Such concerns must have crossed the minds of the Yorkshire crowd yesterday when the hosts were busy ripping through the Notts’ batting line-up with the ease of piranhas devouring their victims.
But after dismissing Notts for 94 on the stroke of lunch, after they had started day two on 38-2 in reply to their own first-innings 282, Yorkshire chose not to enforce the follow-on despite a lead of 188, thereby ensuring that the game could not be over inside two days, which had seemed eminently plausible.
As owners of local guest houses and hostelries no doubt turned cartwheels of joy, so too did those Yorkshire members who adore it at North Marine Road, with 84 per cent of them having voted in a recent survey conducted by the club to retain two Championship games there from next season.
With Yorkshire having to take one match away from Headingley or Scarborough due to changes to the fixture list, it can be taken as read that the decision will come down in the seaside town’s favour, but that is not to say that many of those Scarborough devotees were not a little baffled as to why Yorkshire – their bowlers fresh and their opponents fragile – opted to increase their lead in glorious sunshine.
It is the modern way, of course, not to enforce, and it is unlikely to make a jot of difference to the result, with Yorkshire set to close the gap to five points on leaders Middlesex with a win here, and Notts looking every inch like relegation material.
Yorkshire followed up with 200-4 in 61 overs in their second innings, Gary Ballance, the captain, scoring an unbeaten 75 to stretch the lead to a lofty 388.
Even with dodgy weather forecast today, Yorkshire’s fourth Championship victory of the season would seem as much of a formality as high and low tide.
Regardless of the question as to whether to enforce, that Yorkshire were even in a position to do so was tribute to a rousing recovery from 51-6 on day one.
Magnificent contributions from Andrew Hodd, Azeem Rafiq and Jack Brooks were mainly responsible for a revival completed by Yorkshire’s four-pronged pace attack of Brooks, Ryan Sidebottom, Tim Bresnan and Steve Patterson, who needed just 25.5 overs on the second morning to winkle out the last eight wickets.
The tone was set – as it so often is – by the venerable Sidebottom, who belied his 38 years with a splendid exhibition of swing bowling from the Peasholm Park end to take 3-5 in 12 balls and reduce Notts to 52-5.

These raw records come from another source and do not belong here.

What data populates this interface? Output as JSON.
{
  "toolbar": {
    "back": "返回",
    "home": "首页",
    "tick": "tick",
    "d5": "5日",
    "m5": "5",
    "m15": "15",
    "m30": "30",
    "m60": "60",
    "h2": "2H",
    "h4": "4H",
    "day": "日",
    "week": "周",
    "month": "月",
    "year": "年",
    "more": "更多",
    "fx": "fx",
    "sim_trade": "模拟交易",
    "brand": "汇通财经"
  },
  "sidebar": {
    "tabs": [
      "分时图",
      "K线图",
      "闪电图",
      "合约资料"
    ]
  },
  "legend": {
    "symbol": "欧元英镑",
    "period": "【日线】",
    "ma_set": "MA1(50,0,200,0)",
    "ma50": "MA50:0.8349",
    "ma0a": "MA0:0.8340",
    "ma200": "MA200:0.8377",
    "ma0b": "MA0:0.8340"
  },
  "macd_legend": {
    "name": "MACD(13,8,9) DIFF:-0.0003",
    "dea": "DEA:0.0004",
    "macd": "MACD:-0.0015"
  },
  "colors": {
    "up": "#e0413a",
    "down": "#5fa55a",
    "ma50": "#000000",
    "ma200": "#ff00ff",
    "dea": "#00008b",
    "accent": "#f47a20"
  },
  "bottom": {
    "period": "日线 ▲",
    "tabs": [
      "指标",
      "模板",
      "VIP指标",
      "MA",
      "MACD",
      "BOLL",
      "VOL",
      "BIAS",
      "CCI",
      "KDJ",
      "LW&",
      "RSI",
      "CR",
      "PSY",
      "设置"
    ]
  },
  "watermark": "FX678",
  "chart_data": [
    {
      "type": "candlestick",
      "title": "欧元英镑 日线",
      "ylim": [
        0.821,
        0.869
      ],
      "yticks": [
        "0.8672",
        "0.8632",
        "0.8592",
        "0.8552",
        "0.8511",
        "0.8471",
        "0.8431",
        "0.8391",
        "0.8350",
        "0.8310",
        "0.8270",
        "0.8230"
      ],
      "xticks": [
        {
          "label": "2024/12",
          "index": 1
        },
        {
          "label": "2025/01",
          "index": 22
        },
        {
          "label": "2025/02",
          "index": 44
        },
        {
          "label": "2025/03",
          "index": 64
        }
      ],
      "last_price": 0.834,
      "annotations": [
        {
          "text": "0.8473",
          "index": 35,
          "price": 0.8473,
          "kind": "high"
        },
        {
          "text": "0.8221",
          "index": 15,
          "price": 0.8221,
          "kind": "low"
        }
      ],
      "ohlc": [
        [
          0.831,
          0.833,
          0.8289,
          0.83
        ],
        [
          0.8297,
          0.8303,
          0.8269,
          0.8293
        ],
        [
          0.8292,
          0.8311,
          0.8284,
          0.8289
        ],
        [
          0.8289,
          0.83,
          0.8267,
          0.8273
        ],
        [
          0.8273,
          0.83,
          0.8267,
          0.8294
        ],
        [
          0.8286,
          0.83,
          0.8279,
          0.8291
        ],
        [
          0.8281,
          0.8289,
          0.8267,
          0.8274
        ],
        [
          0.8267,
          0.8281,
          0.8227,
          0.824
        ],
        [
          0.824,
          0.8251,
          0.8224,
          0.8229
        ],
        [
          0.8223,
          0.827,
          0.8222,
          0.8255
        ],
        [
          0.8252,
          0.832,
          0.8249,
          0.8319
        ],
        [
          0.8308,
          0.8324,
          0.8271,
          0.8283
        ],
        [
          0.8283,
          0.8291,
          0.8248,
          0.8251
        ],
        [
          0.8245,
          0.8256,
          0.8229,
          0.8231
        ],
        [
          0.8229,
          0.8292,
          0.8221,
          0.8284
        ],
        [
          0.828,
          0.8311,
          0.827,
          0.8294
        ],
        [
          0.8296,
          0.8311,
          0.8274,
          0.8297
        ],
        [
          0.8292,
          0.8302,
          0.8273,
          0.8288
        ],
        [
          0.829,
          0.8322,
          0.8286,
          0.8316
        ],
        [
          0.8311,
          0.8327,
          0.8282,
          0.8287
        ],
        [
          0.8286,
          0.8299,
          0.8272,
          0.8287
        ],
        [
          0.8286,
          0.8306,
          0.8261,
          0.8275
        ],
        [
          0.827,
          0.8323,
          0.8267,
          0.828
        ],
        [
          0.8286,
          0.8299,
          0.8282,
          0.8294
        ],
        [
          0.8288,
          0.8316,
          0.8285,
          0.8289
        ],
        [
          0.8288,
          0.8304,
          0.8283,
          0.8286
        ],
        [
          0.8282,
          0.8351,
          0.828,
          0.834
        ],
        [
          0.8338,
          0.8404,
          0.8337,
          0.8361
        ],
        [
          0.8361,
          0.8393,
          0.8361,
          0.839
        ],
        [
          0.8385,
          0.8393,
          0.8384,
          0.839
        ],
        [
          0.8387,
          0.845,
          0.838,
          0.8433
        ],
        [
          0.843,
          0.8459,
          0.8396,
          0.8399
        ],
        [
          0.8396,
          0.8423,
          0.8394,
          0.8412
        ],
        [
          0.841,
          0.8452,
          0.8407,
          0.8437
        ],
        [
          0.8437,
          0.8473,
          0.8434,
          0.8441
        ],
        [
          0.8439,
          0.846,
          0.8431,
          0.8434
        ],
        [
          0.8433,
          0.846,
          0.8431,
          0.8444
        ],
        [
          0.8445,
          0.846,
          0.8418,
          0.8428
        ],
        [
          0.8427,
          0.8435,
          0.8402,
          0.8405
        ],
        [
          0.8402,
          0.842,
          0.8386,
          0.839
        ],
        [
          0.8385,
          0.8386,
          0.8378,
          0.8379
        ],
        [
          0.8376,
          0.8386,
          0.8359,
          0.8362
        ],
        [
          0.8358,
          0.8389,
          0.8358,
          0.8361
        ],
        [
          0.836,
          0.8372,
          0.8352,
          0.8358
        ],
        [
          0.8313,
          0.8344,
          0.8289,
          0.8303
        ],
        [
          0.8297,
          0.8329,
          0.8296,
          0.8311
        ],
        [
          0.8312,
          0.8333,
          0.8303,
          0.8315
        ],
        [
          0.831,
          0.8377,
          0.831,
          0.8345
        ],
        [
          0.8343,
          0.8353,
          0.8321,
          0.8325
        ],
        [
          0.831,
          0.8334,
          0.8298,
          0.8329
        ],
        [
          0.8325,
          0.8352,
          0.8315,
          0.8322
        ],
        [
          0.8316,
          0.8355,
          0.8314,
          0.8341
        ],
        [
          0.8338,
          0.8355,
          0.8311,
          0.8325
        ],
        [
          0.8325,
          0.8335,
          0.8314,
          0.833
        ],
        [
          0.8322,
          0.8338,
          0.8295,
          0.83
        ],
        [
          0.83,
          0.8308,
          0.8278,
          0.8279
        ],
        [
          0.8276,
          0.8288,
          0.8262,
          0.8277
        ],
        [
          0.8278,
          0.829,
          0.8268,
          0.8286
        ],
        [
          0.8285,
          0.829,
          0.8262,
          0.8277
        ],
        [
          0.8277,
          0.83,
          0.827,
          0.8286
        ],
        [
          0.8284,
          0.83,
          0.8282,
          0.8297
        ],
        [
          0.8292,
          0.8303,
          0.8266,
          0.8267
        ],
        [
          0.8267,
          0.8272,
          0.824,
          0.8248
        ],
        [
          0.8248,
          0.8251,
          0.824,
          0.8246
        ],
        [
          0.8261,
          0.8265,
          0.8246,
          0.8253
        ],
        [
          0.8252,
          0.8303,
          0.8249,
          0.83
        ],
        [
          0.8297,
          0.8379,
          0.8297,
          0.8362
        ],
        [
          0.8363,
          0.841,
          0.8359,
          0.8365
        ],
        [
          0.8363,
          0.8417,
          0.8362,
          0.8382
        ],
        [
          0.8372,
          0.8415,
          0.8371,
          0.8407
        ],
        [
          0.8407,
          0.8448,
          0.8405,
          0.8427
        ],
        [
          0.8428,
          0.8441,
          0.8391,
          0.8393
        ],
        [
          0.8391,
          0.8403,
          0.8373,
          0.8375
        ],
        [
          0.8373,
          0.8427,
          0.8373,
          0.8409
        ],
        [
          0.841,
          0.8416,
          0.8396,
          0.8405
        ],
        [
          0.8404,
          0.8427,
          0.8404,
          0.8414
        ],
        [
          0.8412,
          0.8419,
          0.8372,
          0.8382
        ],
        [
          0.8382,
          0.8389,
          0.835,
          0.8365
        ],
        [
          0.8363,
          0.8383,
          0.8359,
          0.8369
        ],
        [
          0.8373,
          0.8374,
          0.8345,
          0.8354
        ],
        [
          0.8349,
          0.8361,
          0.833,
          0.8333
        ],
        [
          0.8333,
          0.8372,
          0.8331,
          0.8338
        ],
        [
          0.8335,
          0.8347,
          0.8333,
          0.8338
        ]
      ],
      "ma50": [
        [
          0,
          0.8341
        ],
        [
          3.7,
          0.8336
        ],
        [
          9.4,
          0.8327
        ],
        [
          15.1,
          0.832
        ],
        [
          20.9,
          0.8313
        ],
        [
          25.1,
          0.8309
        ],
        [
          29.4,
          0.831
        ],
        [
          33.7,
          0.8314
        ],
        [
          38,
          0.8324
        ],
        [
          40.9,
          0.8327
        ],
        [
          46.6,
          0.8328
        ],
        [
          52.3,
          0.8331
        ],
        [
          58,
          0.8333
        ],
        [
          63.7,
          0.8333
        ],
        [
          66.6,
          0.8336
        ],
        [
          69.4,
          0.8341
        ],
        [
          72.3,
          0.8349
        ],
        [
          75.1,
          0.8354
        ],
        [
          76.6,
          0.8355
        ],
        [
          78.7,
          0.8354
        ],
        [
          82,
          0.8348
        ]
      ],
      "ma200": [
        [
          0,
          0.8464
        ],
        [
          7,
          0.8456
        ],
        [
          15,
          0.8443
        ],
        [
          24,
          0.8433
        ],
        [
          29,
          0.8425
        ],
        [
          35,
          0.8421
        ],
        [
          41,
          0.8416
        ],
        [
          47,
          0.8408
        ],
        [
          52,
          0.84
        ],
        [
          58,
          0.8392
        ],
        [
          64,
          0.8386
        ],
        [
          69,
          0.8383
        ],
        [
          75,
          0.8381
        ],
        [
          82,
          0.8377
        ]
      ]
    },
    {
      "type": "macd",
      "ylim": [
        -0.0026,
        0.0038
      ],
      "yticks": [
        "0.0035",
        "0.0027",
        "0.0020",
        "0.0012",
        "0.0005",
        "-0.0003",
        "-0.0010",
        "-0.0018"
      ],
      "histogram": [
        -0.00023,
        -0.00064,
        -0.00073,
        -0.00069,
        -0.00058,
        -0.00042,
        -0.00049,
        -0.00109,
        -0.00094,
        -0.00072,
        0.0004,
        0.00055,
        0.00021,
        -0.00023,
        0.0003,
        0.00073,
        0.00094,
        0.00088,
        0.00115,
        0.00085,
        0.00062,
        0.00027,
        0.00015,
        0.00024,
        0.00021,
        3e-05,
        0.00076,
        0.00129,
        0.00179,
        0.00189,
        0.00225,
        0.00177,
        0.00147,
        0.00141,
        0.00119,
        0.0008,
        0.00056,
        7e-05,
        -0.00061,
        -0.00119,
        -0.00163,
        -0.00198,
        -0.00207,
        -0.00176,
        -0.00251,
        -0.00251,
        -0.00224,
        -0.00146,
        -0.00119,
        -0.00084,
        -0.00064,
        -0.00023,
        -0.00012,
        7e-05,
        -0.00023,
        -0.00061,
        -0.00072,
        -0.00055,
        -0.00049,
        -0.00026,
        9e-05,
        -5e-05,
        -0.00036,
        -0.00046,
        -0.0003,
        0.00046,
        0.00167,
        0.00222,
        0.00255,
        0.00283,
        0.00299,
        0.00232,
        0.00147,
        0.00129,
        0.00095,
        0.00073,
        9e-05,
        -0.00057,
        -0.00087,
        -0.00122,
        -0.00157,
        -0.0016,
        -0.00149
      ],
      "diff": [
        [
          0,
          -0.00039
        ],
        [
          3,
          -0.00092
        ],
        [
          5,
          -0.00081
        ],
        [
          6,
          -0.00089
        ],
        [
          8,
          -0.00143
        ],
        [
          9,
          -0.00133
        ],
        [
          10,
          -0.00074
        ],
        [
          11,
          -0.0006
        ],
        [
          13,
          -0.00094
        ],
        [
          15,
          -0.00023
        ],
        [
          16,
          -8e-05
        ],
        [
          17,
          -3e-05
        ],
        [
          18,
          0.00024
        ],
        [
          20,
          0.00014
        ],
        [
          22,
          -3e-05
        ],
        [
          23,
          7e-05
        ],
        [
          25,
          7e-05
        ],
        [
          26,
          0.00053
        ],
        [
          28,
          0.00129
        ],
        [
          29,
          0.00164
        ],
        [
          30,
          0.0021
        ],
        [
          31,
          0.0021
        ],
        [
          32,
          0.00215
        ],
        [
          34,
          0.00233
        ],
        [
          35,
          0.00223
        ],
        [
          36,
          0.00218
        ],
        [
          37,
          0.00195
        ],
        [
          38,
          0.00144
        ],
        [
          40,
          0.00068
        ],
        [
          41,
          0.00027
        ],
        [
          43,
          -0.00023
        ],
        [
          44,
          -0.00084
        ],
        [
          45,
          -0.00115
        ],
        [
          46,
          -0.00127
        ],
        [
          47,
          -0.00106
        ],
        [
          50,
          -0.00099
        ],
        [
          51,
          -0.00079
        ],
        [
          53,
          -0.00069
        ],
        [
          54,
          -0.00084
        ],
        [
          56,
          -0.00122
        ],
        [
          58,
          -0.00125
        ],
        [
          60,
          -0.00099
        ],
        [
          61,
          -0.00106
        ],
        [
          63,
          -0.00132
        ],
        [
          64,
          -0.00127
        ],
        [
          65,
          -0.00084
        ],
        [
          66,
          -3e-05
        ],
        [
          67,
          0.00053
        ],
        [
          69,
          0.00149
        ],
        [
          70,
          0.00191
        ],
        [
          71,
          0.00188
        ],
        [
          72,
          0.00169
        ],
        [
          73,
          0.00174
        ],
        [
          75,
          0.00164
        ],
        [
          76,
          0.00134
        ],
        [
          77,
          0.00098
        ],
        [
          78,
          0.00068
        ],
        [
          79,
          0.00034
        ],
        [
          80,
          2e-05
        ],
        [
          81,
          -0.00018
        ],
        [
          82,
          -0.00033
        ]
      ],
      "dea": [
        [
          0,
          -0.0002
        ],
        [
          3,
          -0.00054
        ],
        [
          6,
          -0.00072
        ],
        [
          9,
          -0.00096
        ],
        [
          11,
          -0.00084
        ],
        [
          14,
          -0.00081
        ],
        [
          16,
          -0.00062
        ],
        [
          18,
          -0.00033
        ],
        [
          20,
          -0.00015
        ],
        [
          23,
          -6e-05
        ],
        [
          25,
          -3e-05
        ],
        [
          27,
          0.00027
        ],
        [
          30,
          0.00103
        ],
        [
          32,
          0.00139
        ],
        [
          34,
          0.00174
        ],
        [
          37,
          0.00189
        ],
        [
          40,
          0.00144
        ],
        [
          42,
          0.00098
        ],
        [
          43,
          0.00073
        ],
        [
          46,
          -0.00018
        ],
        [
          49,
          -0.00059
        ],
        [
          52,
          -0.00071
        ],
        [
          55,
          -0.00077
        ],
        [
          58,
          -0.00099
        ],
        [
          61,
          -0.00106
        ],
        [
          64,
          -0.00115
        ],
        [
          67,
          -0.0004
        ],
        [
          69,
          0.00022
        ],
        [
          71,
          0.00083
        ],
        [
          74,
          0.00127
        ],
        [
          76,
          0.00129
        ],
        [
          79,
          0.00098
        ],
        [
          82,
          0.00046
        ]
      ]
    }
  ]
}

Michael Lumb, the former Yorkshire batsman, was drawn forward and caught behind by one that shaped away; Steven Mullaney was lbw playing across the line; and Samit Patel was caught upper-cutting high to Bresnan at first slip.
Sidebottom would have had a fourth wicket with the score on 59 but Bresnan dropped a low chance at first slip, with Brendan Taylor not then off the mark.
But it was only a temporary setback for a Yorkshire side who made equally light work of the mid-to-lower order.
Chris Read miscued an attempted pull off Brooks to cover; Brett Hutton edged Brooks low to Adam Lyth at second slip; Taylor’s luck finally ran out when he played on an attempted drive off Patterson; Luke Wood flashed in foolhardy fashion at Bresnan and was caught behind, and an innings caked in collective embarrassment ended when Luke Fletcher helped Bresnan to Jack Leaning at third slip.
That Yorkshire would bat again was betrayed by the sight of openers Lyth and Alex Lees sprinting off the ground to strap on their pads, and they safely negotiated the one over that remained before lunch.
After the break, the cricket grew steadily soporific as the 5,000 crowd watched Yorkshire increase their lead in the way of builders systematically adding bricks to a house.
Lees added 30 bricks before he was lbw to Hutton, ending a first-wicket stand of 72, and Lyth followed shortly after for 41, caught and bowled by Wood off a leading edge.
Lehmann and Ballance added 61 in 22 overs before Lehmann slogged Samit Patel straight up in the air to Wood at mid-on.
Ballance, dropped on 20 when he pulled Fletcher to a diving Tom Moores at mid-wicket, advanced to a 113-ball half-century that included eight fours, and Leaning helped him add 57 before being stumped.
Play was halted seven overs early due to bad light with swooping seagulls ready to reclaim the outfield once the cricketers had left for the evening.